Blog and photos by Maribel Sierra, Latino Outdoors Ambassador – SF Bay Area
Latino Outdoors group at China Camp State Park.
This year marks the 45-year anniversary of Earth Day, which was first celebrated in 1970 during the start of the environmental movement. Since then, awareness of environmental issues has spread all over the world with over 5,000 groups in 184 countries. On April 19th, in appreciation and celebration of Earth Day, our Latino Outdoors volunteer staff and participants in the Bay Area, including myself and Alicia Cruz, met up with the Marin County Parks and California State Parks staff for morning hike at China Camp State Park. This naturalist led expedition was a great opportunity to learn about the unique salt marsh ecosystem and natural history. To me, this was yet another chance to build a connection to the earth.

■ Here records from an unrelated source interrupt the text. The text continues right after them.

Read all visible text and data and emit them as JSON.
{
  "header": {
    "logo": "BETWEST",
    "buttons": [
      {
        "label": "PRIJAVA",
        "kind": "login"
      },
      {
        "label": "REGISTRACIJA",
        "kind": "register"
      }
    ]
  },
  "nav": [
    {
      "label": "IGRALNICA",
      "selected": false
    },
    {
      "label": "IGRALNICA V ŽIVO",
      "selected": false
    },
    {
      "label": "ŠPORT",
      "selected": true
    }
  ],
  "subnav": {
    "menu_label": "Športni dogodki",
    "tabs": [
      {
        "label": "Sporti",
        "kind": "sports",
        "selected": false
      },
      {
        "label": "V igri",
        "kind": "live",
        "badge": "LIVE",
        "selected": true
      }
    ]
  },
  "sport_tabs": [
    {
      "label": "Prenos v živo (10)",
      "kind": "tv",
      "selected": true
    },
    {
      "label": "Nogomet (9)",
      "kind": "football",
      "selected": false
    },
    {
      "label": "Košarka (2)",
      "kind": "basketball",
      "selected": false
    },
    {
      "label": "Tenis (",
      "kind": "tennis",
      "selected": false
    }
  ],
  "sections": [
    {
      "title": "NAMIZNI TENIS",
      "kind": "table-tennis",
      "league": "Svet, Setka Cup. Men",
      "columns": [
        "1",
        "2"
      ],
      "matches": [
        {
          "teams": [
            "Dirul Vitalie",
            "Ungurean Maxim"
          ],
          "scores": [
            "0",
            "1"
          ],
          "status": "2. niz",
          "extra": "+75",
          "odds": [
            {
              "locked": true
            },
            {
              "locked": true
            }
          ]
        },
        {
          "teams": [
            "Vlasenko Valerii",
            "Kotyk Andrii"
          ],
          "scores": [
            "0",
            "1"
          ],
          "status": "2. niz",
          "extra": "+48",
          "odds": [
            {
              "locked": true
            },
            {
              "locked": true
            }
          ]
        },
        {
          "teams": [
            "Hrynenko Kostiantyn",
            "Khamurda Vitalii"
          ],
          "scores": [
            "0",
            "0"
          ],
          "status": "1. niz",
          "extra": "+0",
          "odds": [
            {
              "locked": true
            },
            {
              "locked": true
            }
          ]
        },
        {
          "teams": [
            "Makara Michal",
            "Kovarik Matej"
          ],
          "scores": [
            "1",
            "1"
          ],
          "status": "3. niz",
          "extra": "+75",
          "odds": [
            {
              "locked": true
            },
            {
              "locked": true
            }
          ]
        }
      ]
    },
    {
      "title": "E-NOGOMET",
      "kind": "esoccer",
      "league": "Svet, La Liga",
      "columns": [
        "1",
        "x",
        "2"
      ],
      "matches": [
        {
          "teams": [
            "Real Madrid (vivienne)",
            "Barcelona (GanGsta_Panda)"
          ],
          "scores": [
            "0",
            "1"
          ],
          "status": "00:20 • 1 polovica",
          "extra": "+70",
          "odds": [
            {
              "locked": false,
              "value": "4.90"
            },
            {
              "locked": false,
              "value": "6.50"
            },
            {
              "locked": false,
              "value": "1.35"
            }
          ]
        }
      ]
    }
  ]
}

Located on the shore of the San Pablo Bay, China Camp State Park is named for a historic Chinese-American settlement and is surrounded by stunning views of the bay. One thing our group noticed right away at the trailhead was the prevalence of purple flowers on the fields. Those purple flowers turned out to be wooly vetch, a member of the pea family and a nitrogen fixer, a plant that turns an otherwise unusable form of nitrogen into a form that plants can easily use to grow. A member of group, Rosio, also noted the wild oats, or avena, in the field which reminded her of the fields and hills of Peru.
Wooly vetch (Vicia villosa) is a nitrogen fixer and very widespread in this field.
A close up of Wooly vetch (Vicia villosa).
We continued trekking along the path to reach the salt marsh marked by channels of water and plants. Our guide from Marin County Parks, David, explained that salt marshes are where fresh and salt water mix. The changing tides bring in nutrients needed for plant growth and ultimately feed fish and other organisms. Amazingly, all of this activity makes the salt marsh one of the most productive ecosystems on earth!
Salt marshes bring in an abundance of nutrients needed for plant growth.
Some of the species that we encountered on the hike included:
- Coastal live oak, the most common tree in Marin County
- Manzanita (Spanish for little apple) tree
- Madron tree
- Western fence lizard
- Ground iris
- Oyster mushroom
- White larkspur
More photos on Latino Outdoors Facebook page albums>> “Earth Day Hike”
Despite the productivity of this ecosystem, rising sea levels and other impacts from climate change, are becoming a concern to park rangers, researchers, as well as the general public. As a result of California’s drought, some species have declined while drought tolerant plants and other invasive species have flourished. Researchers continue to spend time in regions like China Camp State Park to monitor species, changing sea levels, and salinity. As park visitors we have a responsibility to respect and help advocate for the conservation of these natural areas not only on Earth Day but everyday.
Marin County, California State Park staff, and Latino Outdoors volunteer staff.